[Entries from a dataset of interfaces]
════
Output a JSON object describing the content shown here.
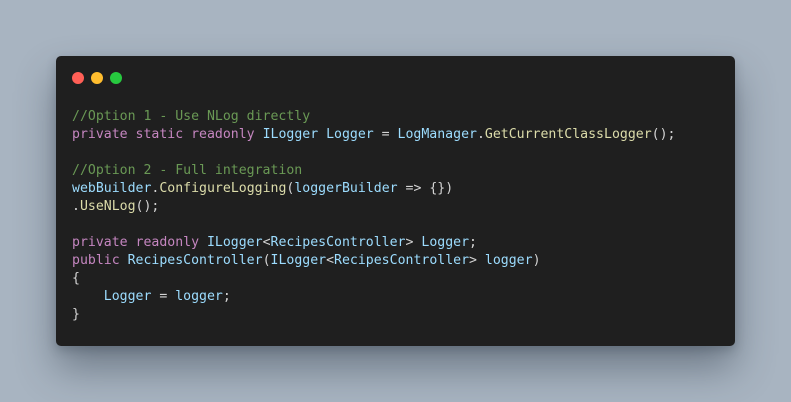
{
  "window": {
    "controls": [
      "close",
      "minimize",
      "maximize"
    ],
    "colors": {
      "close": "#ff5f56",
      "minimize": "#ffbd2e",
      "maximize": "#27c93f",
      "background": "#1f1f1f"
    }
  },
  "code": {
    "lines": [
      {
        "tokens": [
          {
            "text": "//Option 1 - Use NLog directly",
            "class": "c"
          }
        ]
      },
      {
        "tokens": [
          {
            "text": "private static readonly ",
            "class": "k"
          },
          {
            "text": "ILogger Logger",
            "class": "t"
          },
          {
            "text": " = ",
            "class": "p"
          },
          {
            "text": "LogManager",
            "class": "t"
          },
          {
            "text": ".",
            "class": "p"
          },
          {
            "text": "GetCurrentClassLogger",
            "class": "f"
          },
          {
            "text": "();",
            "class": "p"
          }
        ]
      },
      {
        "tokens": []
      },
      {
        "tokens": [
          {
            "text": "//Option 2 - Full integration",
            "class": "c"
          }
        ]
      },
      {
        "tokens": [
          {
            "text": "webBuilder",
            "class": "t"
          },
          {
            "text": ".",
            "class": "p"
          },
          {
            "text": "ConfigureLogging",
            "class": "f"
          },
          {
            "text": "(",
            "class": "p"
          },
          {
            "text": "loggerBuilder",
            "class": "t"
          },
          {
            "text": " => {})",
            "class": "p"
          }
        ]
      },
      {
        "tokens": [
          {
            "text": ".",
            "class": "p"
          },
          {
            "text": "UseNLog",
            "class": "f"
          },
          {
            "text": "();",
            "class": "p"
          }
        ]
      },
      {
        "tokens": []
      },
      {
        "tokens": [
          {
            "text": "private readonly ",
            "class": "k"
          },
          {
            "text": "ILogger",
            "class": "t"
          },
          {
            "text": "<",
            "class": "p"
          },
          {
            "text": "RecipesController",
            "class": "t"
          },
          {
            "text": "> ",
            "class": "p"
          },
          {
            "text": "Logger",
            "class": "t"
          },
          {
            "text": ";",
            "class": "p"
          }
        ]
      },
      {
        "tokens": [
          {
            "text": "public ",
            "class": "k"
          },
          {
            "text": "RecipesController",
            "class": "t"
          },
          {
            "text": "(",
            "class": "p"
          },
          {
            "text": "ILogger",
            "class": "t"
          },
          {
            "text": "<",
            "class": "p"
          },
          {
            "text": "RecipesController",
            "class": "t"
          },
          {
            "text": "> ",
            "class": "p"
          },
          {
            "text": "logger",
            "class": "t"
          },
          {
            "text": ")",
            "class": "p"
          }
        ]
      },
      {
        "tokens": [
          {
            "text": "{",
            "class": "p"
          }
        ]
      },
      {
        "tokens": [
          {
            "text": "    ",
            "class": "p"
          },
          {
            "text": "Logger",
            "class": "t"
          },
          {
            "text": " = ",
            "class": "p"
          },
          {
            "text": "logger",
            "class": "t"
          },
          {
            "text": ";",
            "class": "p"
          }
        ]
      },
      {
        "tokens": [
          {
            "text": "}",
            "class": "p"
          }
        ]
      }
    ]
  }
}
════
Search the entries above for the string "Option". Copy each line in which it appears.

            "text": "//Option 1 - Use NLog directly",
            "text": "//Option 2 - Full integration",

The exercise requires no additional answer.